Abolitionists persuaded former President John Quincy Adams to represent the Amistad rebels before the Supreme Court. Adams accepted the invitation, stating that "there is in my estimation no higher object upon earth ... than to occupy that position." The 74-year-old Adams argued that the Africans had "vindicated their own right of liberty" by "executing the justice of Heaven" upon a "pirate murderer, their tyrant and oppressor." Adams, the son of one of America's founders, was the only surviving stateman who had been on close terms with Washington, Jefferson, Madison, and Monroe. In the end, the court ruled that the Africans had exercised the right of self-defence since they had been illegally transported as slaves from Africa to Cuba.
One of the most complete biographies ever written about an American president, this is a remarkable effort examining the life and career of the great Revolutionary leader and the second man to take the oath of office, John Adams. Volume 1 of this two-volume work covers Adams's school days as well as his study and practice of law in pre-Revolutionary America. The Boston Massacre is discussed in great depth, along with Adams's entrance into public life and his landmark term in the Congress of 1774 straight through to the advent of the Declaration of Independence.

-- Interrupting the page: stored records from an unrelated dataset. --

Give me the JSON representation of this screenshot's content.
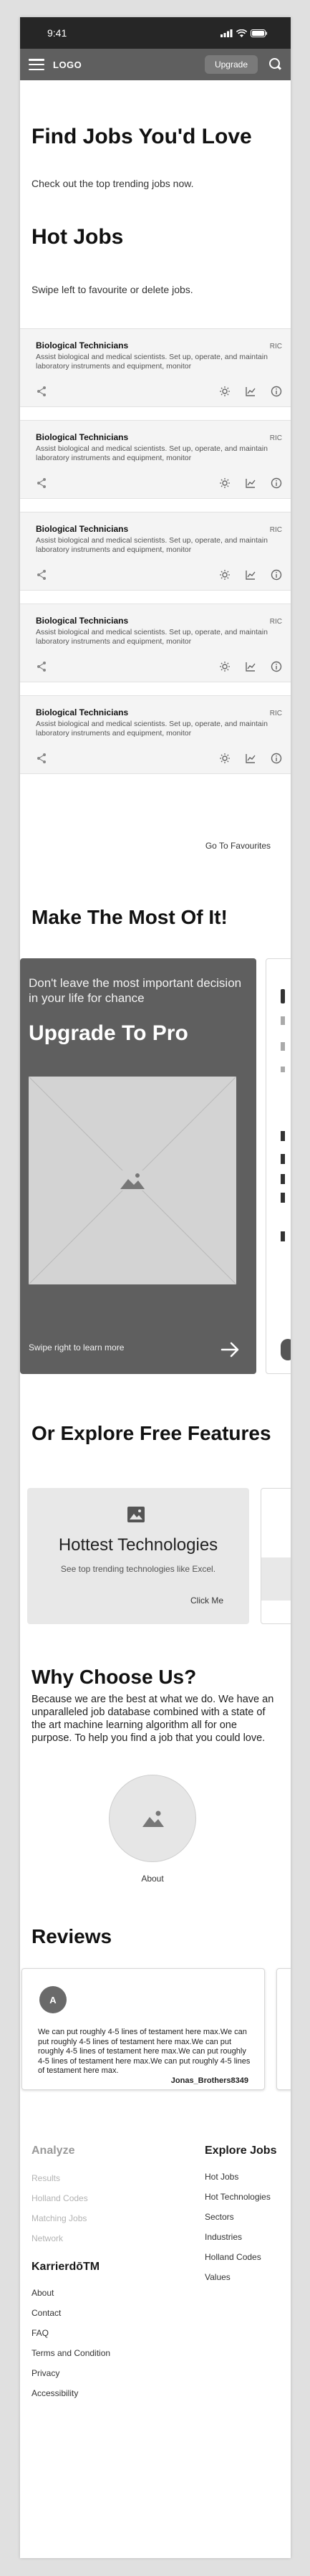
{
  "statusbar": {
    "time": "9:41"
  },
  "navbar": {
    "logo": "LOGO",
    "upgrade_label": "Upgrade"
  },
  "hero": {
    "title": "Find Jobs You'd Love",
    "subtitle": "Check out the top trending jobs now."
  },
  "hot_jobs": {
    "title": "Hot Jobs",
    "subtitle": "Swipe left to favourite or delete jobs.",
    "items": [
      {
        "title": "Biological Technicians",
        "code": "RIC",
        "desc": "Assist biological and medical scientists. Set up, operate, and maintain laboratory instruments and equipment, monitor"
      },
      {
        "title": "Biological Technicians",
        "code": "RIC",
        "desc": "Assist biological and medical scientists. Set up, operate, and maintain laboratory instruments and equipment, monitor"
      },
      {
        "title": "Biological Technicians",
        "code": "RIC",
        "desc": "Assist biological and medical scientists. Set up, operate, and maintain laboratory instruments and equipment, monitor"
      },
      {
        "title": "Biological Technicians",
        "code": "RIC",
        "desc": "Assist biological and medical scientists. Set up, operate, and maintain laboratory instruments and equipment, monitor"
      },
      {
        "title": "Biological Technicians",
        "code": "RIC",
        "desc": "Assist biological and medical scientists. Set up, operate, and maintain laboratory instruments and equipment, monitor"
      }
    ],
    "favourites_link": "Go To Favourites"
  },
  "most_of_it": {
    "title": "Make The Most Of It!",
    "lead": "Don't leave the most important decision in your life for chance",
    "big": "Upgrade To Pro",
    "hint": "Swipe right to learn more"
  },
  "features": {
    "title": "Or Explore Free Features",
    "card_title": "Hottest Technologies",
    "card_desc": "See top trending technologies like Excel.",
    "card_link": "Click Me"
  },
  "why": {
    "title": "Why Choose Us?",
    "body": "Because we are the best at what we do. We have an unparalleled job database combined with a state of the art machine learning algorithm all for one purpose. To help you find a job that you could love.",
    "about_label": "About"
  },
  "reviews": {
    "title": "Reviews",
    "avatar_letter": "A",
    "text": "We can put roughly 4-5 lines of testament here max.We can put roughly 4-5 lines of testament here max.We can put roughly 4-5 lines of testament here max.We can put roughly 4-5 lines of testament here max.We can put roughly 4-5 lines of testament here max.",
    "author": "Jonas_Brothers8349"
  },
  "footer": {
    "analyze": {
      "head": "Analyze",
      "items": [
        "Results",
        "Holland Codes",
        "Matching Jobs",
        "Network"
      ]
    },
    "explore": {
      "head": "Explore Jobs",
      "items": [
        "Hot Jobs",
        "Hot Technologies",
        "Sectors",
        "Industries",
        "Holland Codes",
        "Values"
      ]
    },
    "brand": {
      "head": "KarrierdōTM",
      "items": [
        "About",
        "Contact",
        "FAQ",
        "Terms and Condition",
        "Privacy",
        "Accessibility"
      ]
    }
  }
}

One of the most complete biographies ever written about an American president, this is a remarkable effort examining the life and career of the great Revolutionary leader and the second man to take the oath of office, John Adams. Volume 2 of this two-volume work covers Adams's role in the negotiation and signing of the Treaty of Peace with Great Britain as well as his central task in the organization of the government of the newly emerging nation. Also included are Adams's recollections of his election and service as first vice president to George Washington's administration and those of his term as second president of the United States.